--- TASK OBJECTIVE ---
Below are records; copy every line in them that holds the word "function".

*** DATASET ***

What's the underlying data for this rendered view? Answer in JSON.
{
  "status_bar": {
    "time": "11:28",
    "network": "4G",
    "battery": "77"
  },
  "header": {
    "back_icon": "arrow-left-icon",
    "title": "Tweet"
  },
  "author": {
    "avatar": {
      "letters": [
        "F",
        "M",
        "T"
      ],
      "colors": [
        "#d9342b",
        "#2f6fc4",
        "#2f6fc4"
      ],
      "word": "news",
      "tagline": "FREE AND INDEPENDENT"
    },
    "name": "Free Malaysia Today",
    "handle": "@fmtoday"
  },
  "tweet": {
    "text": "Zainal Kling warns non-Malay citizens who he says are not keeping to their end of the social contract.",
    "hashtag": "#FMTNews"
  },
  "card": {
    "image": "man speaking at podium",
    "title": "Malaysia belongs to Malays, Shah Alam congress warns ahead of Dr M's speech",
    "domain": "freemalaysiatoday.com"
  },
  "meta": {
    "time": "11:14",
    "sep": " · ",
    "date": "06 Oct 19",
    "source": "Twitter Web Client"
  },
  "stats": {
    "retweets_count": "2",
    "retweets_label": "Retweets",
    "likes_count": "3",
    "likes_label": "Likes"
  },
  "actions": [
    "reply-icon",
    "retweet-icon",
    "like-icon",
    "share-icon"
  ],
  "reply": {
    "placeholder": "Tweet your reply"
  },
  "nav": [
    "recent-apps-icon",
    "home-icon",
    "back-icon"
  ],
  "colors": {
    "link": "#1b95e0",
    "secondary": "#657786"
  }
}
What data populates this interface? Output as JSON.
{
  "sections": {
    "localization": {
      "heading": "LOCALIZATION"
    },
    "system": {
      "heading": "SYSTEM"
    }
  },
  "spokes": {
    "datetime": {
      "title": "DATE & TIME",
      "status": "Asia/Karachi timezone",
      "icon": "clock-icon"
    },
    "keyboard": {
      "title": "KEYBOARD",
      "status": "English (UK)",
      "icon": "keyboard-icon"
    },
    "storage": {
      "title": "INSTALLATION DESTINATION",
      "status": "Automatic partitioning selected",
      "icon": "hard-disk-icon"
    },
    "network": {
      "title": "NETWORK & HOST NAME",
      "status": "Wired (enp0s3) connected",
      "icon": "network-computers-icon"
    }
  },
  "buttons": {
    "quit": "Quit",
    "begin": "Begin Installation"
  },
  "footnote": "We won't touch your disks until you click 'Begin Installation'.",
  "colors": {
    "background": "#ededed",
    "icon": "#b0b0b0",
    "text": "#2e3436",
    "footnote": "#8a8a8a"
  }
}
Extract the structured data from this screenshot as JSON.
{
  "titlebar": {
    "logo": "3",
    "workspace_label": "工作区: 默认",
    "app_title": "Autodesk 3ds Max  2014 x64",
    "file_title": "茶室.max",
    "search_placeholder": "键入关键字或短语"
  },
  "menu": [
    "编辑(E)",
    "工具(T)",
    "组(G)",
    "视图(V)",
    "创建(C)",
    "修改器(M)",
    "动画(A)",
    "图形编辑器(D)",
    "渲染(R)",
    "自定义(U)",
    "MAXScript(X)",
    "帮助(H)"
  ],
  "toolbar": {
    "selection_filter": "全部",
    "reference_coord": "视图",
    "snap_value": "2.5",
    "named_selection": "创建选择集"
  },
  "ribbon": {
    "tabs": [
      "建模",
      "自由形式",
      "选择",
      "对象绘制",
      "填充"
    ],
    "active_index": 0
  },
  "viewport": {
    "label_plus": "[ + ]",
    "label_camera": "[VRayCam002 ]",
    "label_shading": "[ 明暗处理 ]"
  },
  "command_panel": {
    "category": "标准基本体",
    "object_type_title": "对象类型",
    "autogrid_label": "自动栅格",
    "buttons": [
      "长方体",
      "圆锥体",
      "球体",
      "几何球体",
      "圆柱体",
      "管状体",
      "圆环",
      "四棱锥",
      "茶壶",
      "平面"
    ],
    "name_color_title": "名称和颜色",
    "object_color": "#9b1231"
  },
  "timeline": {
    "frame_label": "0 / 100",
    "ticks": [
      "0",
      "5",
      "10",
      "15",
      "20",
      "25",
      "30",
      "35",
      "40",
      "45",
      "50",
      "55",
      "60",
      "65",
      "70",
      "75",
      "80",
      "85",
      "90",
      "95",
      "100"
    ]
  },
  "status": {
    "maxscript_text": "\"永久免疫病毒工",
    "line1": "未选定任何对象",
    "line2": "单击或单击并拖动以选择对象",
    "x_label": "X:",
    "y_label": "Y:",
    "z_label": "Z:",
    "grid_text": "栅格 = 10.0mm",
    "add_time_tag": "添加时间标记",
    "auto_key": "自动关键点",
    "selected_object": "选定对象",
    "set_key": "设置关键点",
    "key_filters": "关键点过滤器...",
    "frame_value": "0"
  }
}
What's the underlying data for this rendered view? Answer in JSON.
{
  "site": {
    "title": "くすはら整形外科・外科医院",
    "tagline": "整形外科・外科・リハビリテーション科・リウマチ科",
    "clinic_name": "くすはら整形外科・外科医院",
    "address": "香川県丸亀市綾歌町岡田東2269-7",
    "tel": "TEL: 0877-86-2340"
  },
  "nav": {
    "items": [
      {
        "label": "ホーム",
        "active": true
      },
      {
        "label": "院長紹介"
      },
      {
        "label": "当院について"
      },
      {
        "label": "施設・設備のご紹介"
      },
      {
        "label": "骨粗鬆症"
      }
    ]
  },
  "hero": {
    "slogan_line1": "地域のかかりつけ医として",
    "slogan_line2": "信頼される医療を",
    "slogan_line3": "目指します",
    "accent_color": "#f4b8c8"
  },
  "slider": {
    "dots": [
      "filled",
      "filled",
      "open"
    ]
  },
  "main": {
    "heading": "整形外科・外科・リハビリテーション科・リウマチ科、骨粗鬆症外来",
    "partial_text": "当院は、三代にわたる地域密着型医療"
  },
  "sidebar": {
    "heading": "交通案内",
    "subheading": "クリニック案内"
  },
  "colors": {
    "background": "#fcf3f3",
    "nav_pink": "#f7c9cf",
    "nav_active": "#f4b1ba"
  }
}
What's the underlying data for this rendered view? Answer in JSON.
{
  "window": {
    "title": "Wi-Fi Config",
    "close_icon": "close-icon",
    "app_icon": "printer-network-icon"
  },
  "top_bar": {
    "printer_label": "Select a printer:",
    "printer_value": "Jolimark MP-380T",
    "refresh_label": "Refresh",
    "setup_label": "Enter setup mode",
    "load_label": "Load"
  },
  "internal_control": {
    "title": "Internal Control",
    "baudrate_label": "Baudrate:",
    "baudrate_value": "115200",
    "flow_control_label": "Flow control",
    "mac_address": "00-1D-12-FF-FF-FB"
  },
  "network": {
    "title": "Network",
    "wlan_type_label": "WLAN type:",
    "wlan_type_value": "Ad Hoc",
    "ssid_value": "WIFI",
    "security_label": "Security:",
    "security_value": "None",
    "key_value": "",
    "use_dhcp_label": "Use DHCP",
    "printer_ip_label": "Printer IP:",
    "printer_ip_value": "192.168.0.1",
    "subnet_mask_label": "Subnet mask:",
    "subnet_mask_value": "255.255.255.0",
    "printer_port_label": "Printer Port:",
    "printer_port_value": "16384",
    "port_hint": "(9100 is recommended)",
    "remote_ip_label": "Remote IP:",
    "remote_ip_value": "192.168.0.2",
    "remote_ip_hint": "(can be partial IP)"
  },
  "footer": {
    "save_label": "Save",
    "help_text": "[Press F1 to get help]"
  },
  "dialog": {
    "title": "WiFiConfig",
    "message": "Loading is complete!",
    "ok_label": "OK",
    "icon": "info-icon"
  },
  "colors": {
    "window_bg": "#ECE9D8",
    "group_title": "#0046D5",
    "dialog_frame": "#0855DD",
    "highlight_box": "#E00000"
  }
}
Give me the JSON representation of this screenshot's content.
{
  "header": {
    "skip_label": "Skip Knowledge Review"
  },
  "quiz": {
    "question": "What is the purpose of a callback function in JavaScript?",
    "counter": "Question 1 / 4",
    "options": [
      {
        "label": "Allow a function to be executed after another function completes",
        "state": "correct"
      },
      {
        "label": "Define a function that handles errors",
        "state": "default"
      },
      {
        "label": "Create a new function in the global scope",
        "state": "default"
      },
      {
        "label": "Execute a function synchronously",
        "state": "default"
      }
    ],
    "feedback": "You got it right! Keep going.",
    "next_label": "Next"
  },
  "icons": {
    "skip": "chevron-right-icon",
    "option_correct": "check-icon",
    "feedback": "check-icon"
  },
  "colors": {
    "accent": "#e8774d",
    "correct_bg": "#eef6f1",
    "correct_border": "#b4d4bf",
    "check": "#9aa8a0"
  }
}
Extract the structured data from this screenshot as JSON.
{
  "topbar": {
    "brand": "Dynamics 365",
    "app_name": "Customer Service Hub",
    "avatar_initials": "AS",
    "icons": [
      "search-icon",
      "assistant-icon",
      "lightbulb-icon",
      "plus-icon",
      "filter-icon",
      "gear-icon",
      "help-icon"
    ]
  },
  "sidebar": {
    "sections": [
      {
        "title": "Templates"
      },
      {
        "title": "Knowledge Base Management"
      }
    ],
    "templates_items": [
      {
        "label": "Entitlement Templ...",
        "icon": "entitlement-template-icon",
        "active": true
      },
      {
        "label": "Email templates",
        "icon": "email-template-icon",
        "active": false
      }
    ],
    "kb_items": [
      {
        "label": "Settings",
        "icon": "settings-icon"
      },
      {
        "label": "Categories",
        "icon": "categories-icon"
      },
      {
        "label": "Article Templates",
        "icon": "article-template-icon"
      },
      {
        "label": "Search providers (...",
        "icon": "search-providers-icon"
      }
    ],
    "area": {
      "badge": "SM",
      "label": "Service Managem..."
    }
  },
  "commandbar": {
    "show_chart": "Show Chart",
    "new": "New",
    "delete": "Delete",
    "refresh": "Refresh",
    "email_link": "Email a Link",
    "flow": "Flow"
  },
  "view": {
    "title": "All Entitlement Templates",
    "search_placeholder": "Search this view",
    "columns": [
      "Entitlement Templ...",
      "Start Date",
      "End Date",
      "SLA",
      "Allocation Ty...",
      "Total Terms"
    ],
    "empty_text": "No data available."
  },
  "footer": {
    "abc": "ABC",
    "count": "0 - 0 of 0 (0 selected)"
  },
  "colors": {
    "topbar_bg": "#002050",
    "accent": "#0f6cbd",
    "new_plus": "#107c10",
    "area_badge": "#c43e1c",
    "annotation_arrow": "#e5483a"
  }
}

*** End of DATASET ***

--- TASK OUTPUT ---
    "question": "What is the purpose of a callback function in JavaScript?",
        "label": "Allow a function to be executed after another function completes",
        "label": "Define a function that handles errors",
        "label": "Create a new function in the global scope",
        "label": "Execute a function synchronously",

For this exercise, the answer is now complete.